Task description:
Extract each line of the records below that contains the word "image".

(Data records for software interfaces)
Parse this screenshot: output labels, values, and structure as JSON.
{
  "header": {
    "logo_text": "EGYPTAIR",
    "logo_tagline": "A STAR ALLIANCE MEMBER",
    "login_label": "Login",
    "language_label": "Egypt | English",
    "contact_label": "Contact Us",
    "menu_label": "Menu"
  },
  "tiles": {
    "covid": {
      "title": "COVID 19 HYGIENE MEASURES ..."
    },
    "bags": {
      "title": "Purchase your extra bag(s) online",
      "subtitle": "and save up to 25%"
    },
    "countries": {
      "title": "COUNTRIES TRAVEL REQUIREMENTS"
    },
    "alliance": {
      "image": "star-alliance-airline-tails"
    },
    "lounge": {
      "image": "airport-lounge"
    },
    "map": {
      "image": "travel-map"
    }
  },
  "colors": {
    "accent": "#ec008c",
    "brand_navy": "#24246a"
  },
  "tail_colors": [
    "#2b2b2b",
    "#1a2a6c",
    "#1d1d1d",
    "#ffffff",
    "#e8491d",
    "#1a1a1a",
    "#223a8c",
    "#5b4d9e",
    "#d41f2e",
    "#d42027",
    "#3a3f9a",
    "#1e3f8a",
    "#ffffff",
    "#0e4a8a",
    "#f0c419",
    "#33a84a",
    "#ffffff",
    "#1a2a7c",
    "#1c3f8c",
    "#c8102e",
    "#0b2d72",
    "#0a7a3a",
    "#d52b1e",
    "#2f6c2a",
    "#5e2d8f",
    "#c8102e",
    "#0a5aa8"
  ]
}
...
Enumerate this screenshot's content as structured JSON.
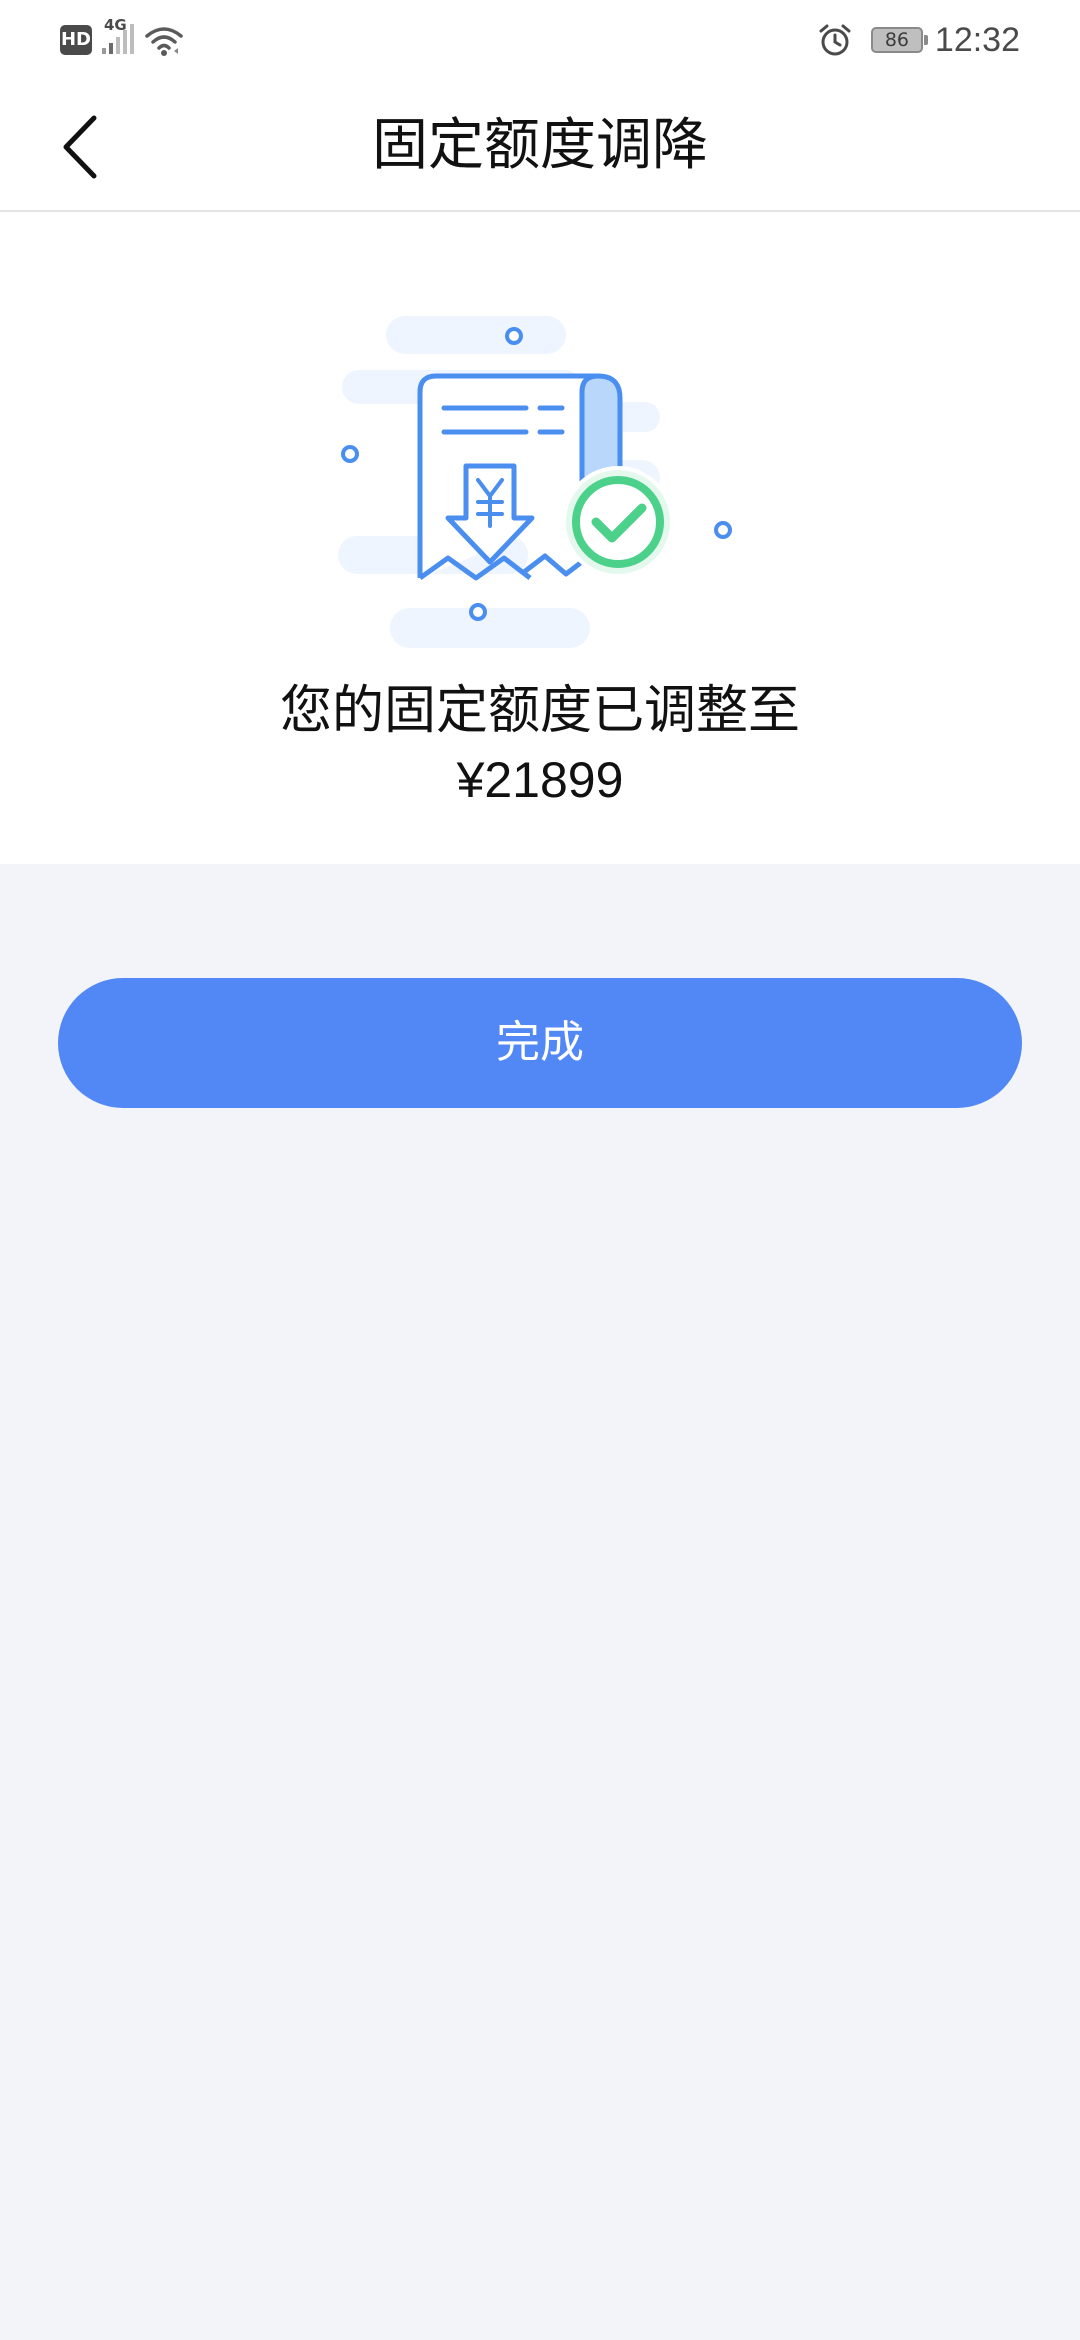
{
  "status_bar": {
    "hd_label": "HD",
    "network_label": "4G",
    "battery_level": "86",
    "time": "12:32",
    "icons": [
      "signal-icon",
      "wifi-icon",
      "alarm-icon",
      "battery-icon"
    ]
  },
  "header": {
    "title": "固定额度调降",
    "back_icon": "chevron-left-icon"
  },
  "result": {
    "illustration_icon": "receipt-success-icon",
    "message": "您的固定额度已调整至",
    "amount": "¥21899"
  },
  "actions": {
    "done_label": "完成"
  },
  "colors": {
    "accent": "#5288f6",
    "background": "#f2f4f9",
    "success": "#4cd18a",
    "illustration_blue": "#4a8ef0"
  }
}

Worked solution:
      "image": "star-alliance-airline-tails"
      "image": "airport-lounge"
      "image": "travel-map"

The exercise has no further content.